The problem is of course, being two generations off the farm, other than knowing how to plant a garden, drive a tractor, care for and prepare chickens, and run barbed wire fence, Husby and I know absolutely nothing. And with many of our family members thinking we’re stupid city people, there are few people to ask advice from. But as I get older the desire to return to the farm and to grow things with my own hands grows stronger. The fields of corn I drive past to go to work make me wistful, and the tractors I have to slow down for on the state highways while at work make me wish I was behind the wheel of a piece of off-highway equipment, not my work truck.

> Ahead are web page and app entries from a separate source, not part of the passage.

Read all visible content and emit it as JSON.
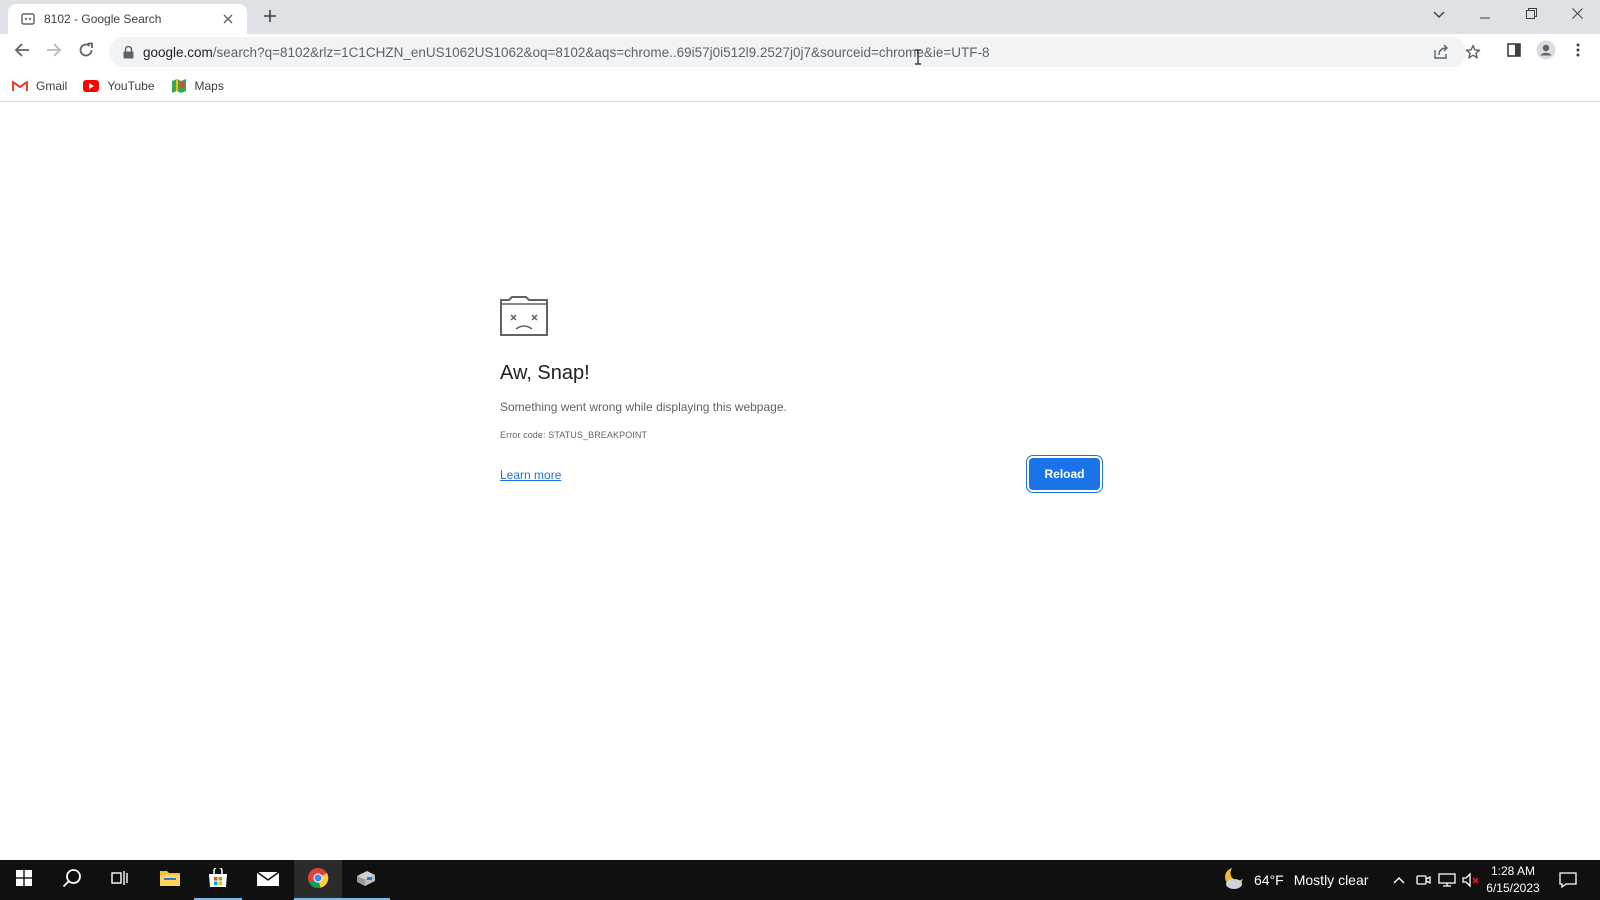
{
  "browser": {
    "tab": {
      "title": "8102 - Google Search",
      "favicon": "google-search-favicon",
      "close_icon": "close-icon"
    },
    "new_tab_icon": "plus-icon",
    "window_controls": [
      "tab-search-chevron-icon",
      "minimize-icon",
      "restore-icon",
      "close-icon"
    ],
    "toolbar": {
      "back_icon": "back-arrow-icon",
      "forward_icon": "forward-arrow-icon",
      "reload_icon": "reload-icon",
      "url_host": "google.com",
      "url_path": "/search?q=8102&rlz=1C1CHZN_enUS1062US1062&oq=8102&aqs=chrome..69i57j0i512l9.2527j0j7&sourceid=chrome&ie=UTF-8",
      "lock_icon": "lock-icon",
      "share_icon": "share-icon",
      "bookmark_icon": "star-icon",
      "sidepanel_icon": "side-panel-icon",
      "profile_icon": "profile-icon",
      "menu_icon": "kebab-menu-icon"
    },
    "bookmarks": [
      {
        "label": "Gmail",
        "icon": "gmail-icon"
      },
      {
        "label": "YouTube",
        "icon": "youtube-icon"
      },
      {
        "label": "Maps",
        "icon": "maps-icon"
      }
    ]
  },
  "error_page": {
    "icon": "sad-tab-icon",
    "title": "Aw, Snap!",
    "message": "Something went wrong while displaying this webpage.",
    "error_code": "Error code: STATUS_BREAKPOINT",
    "learn_more": "Learn more",
    "reload_label": "Reload"
  },
  "taskbar": {
    "apps": [
      "start-icon",
      "search-icon",
      "task-view-icon",
      "file-explorer-icon",
      "store-icon",
      "mail-icon",
      "chrome-icon",
      "app-icon"
    ],
    "active_app": "chrome-icon",
    "weather": {
      "temp": "64°F",
      "condition": "Mostly clear",
      "icon": "moon-cloud-icon"
    },
    "tray": [
      "chevron-up-icon",
      "meet-icon",
      "network-icon",
      "volume-muted-icon"
    ],
    "time": "1:28 AM",
    "date": "6/15/2023",
    "notification_icon": "notification-icon"
  },
  "colors": {
    "accent": "#1a73e8",
    "tabstrip": "#dee1e6",
    "taskbar": "#101010"
  }
}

This journey that we have decided to travel down, starting first with a half acre of vegetable gardening and a few fruit trees and working up to chickens and then hopefully pigs or goats, is not going to be easy and we’re going to screw up a few times. That’s why we’re going to keep our day jobs for awhile, though Husby will probably always keep his. We’re also going to have to commute farm for awhile since we have no house out there yet and can’t afford to build one just yet since we bought the land free and clear. But even if all we ever have is some chickens and a garden patch, I can be happy, knowing that we tried.